Description of the task
Filter the listing below, keeping every line that holds "title".

Data for review

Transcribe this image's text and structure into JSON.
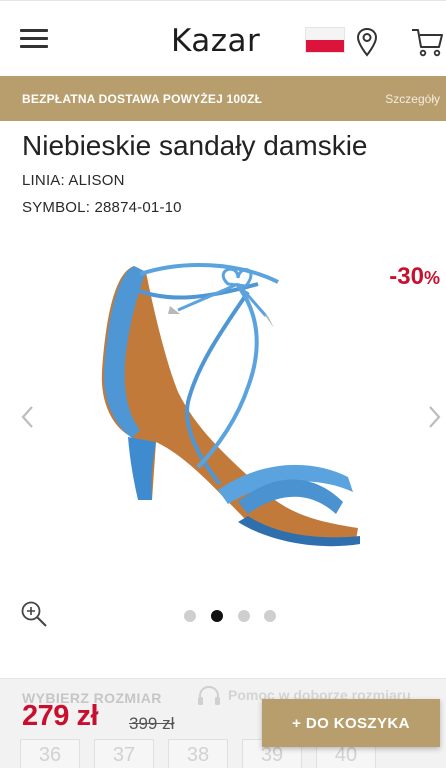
{
  "header": {
    "logo": "Kazar",
    "icons": [
      "menu-icon",
      "poland-flag-icon",
      "location-pin-icon",
      "cart-icon"
    ]
  },
  "promo": {
    "text": "BEZPŁATNA DOSTAWA POWYŻEJ 100ZŁ",
    "link": "Szczegóły"
  },
  "product": {
    "title": "Niebieskie sandały damskie",
    "line": "LINIA: ALISON",
    "symbol": "SYMBOL: 28874-01-10",
    "discount_value": "-30",
    "discount_unit": "%"
  },
  "gallery": {
    "dot_count": 4,
    "active_dot": 2
  },
  "sizes": {
    "label": "WYBIERZ ROZMIAR",
    "help": "Pomoc w doborze rozmiaru",
    "options": [
      "36",
      "37",
      "38",
      "39",
      "40"
    ]
  },
  "purchase": {
    "price": "279 zł",
    "old_price": "399 zł",
    "add_to_cart": "+ DO KOSZYKA"
  },
  "colors": {
    "accent": "#b89e6d",
    "price_red": "#c8102e",
    "shoe_blue": "#4f97d4"
  }
}
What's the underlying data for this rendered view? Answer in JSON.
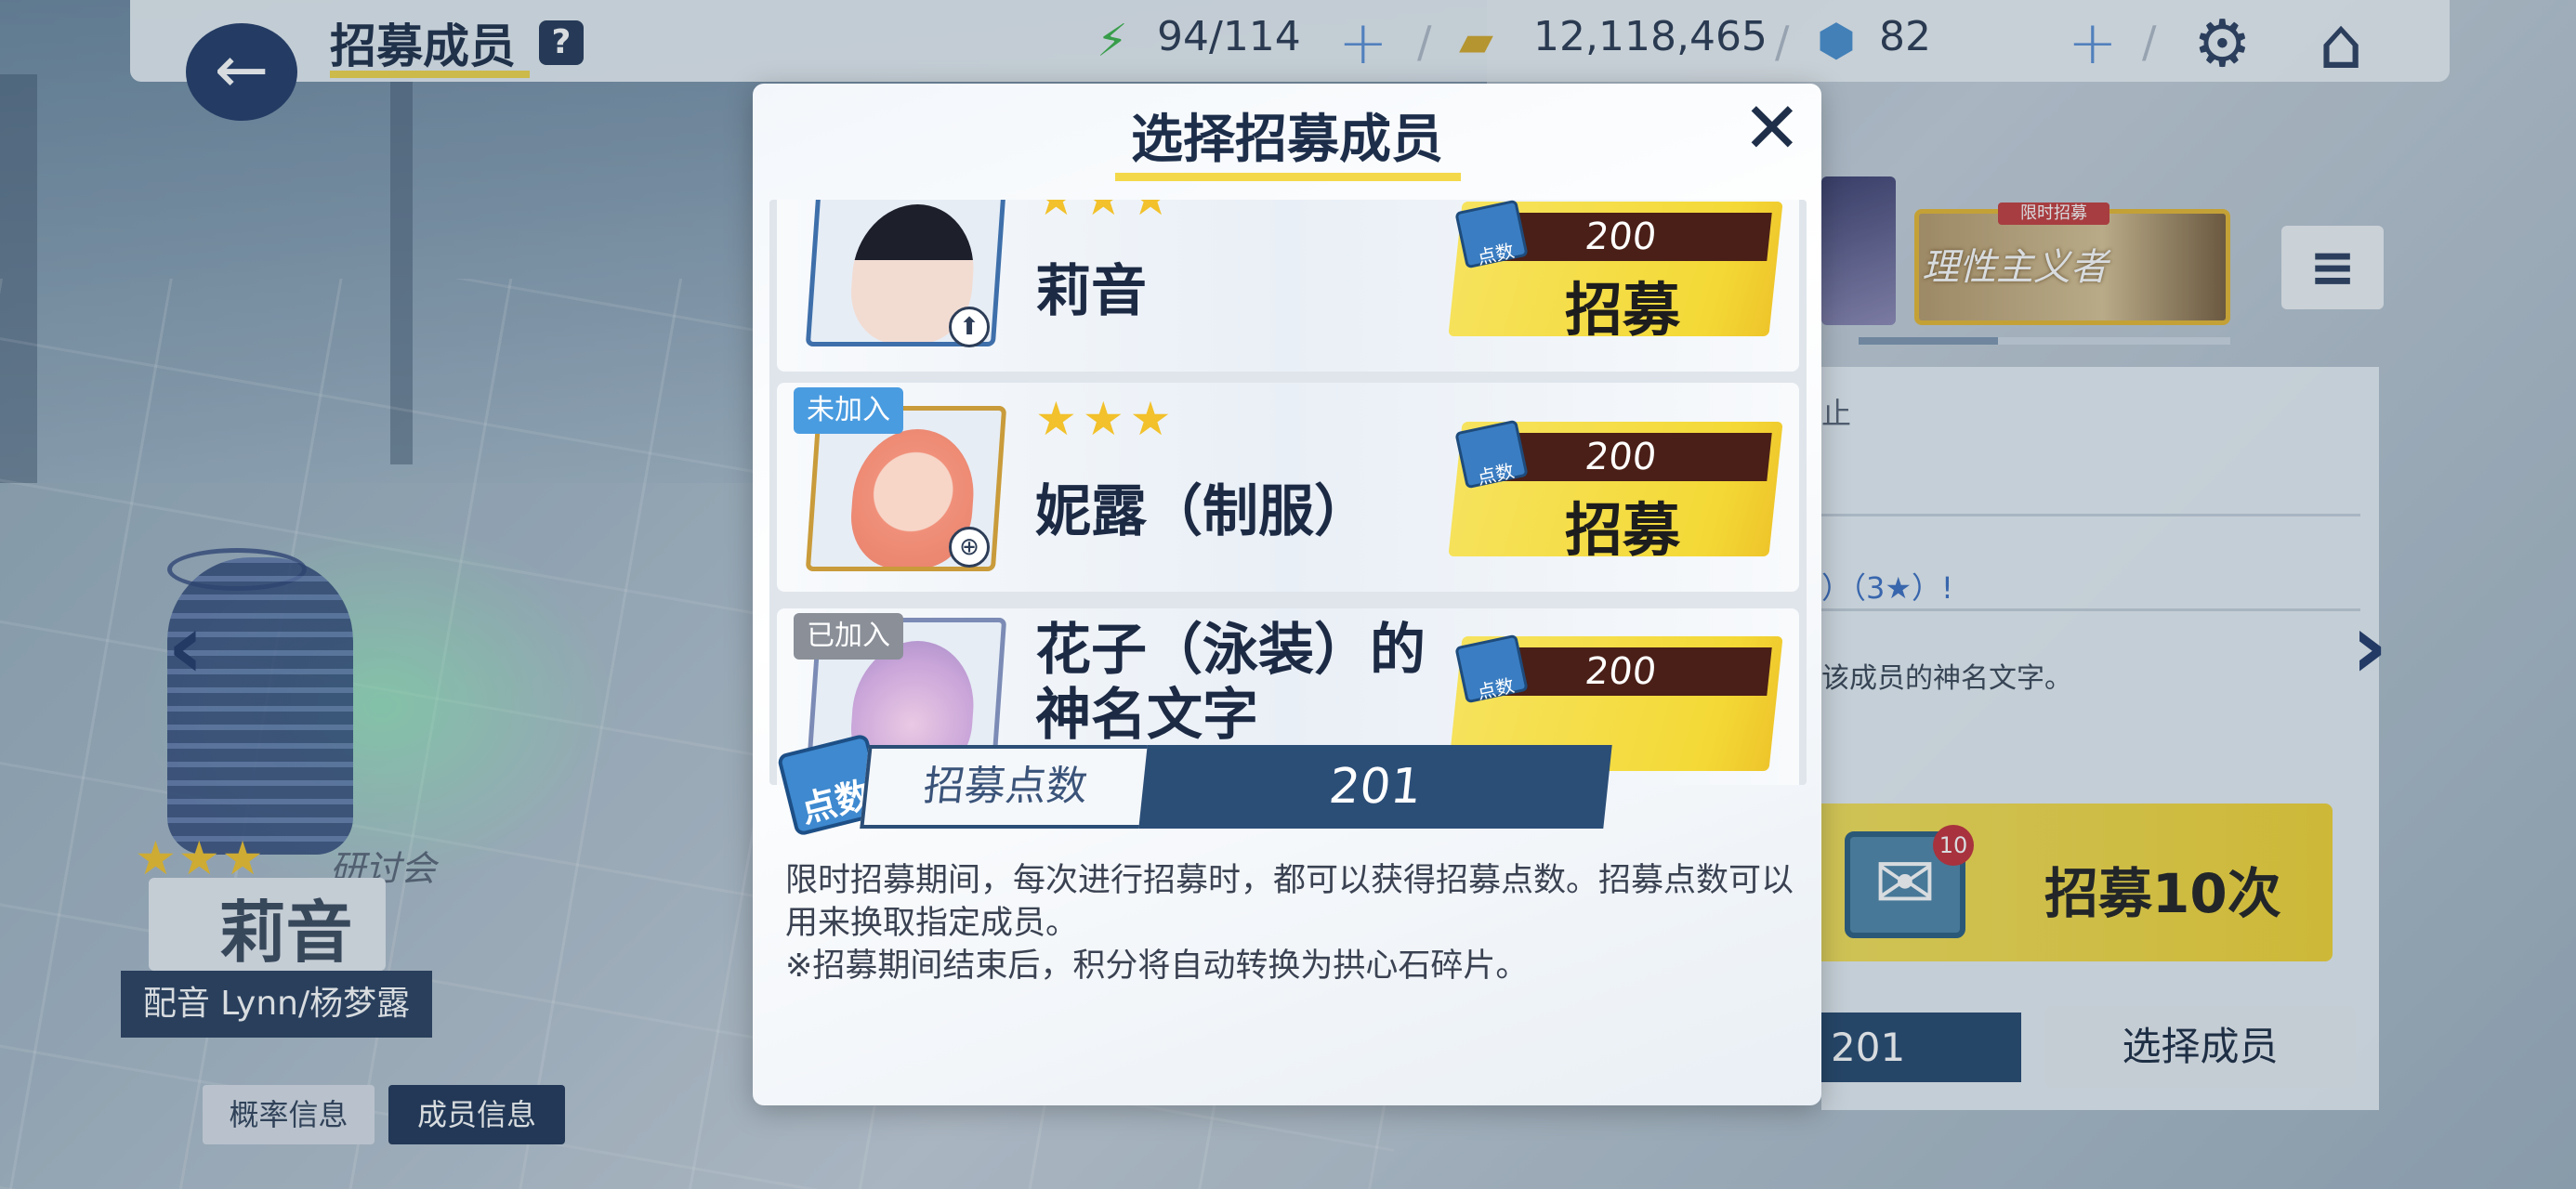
{
  "header": {
    "title": "招募成员",
    "help_label": "?",
    "stamina": "94/114",
    "credits": "12,118,465",
    "gems": "82"
  },
  "left": {
    "stars": "★★★",
    "group": "研讨会",
    "character_name": "莉音",
    "cv": "配音 Lynn/杨梦露",
    "buttons": {
      "probability": "概率信息",
      "member_info": "成员信息"
    }
  },
  "right": {
    "banner_text": "理性主义者",
    "banner_tag": "限时招募",
    "text_1": "止",
    "text_2": "）（3★）!",
    "text_3": "该成员的神名文字。",
    "recruit10_label": "招募10次",
    "mail_badge": "10",
    "points_value": "201",
    "select_member_label": "选择成员"
  },
  "modal": {
    "title": "选择招募成员",
    "close_label": "✕",
    "members": [
      {
        "status": "",
        "stars": "★★★",
        "name": "莉音",
        "cost": "200",
        "recruit_label": "招募",
        "role_icon": "support-icon"
      },
      {
        "status": "未加入",
        "stars": "★★★",
        "name": "妮露（制服）",
        "cost": "200",
        "recruit_label": "招募",
        "role_icon": "crosshair-icon"
      },
      {
        "status": "已加入",
        "stars": "",
        "name": "花子（泳装）的神名文字",
        "cost": "200",
        "recruit_label": "招募",
        "role_icon": ""
      }
    ],
    "points_icon_label": "点数",
    "points_label": "招募点数",
    "points_value": "201",
    "description_1": "限时招募期间，每次进行招募时，都可以获得招募点数。招募点数可以用来换取指定成员。",
    "description_2": "※招募期间结束后，积分将自动转换为拱心石碎片。"
  },
  "colors": {
    "accent_yellow": "#f4d936",
    "navy": "#243c69",
    "cost_bar": "#4a1f17",
    "tag_blue": "#4a9ce0",
    "tag_gray": "#8a8f98"
  }
}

Answer to this exercise
    "title": "Niebieskie sandały damskie",
    "title": "招募成员",
    "title": "选择招募成员",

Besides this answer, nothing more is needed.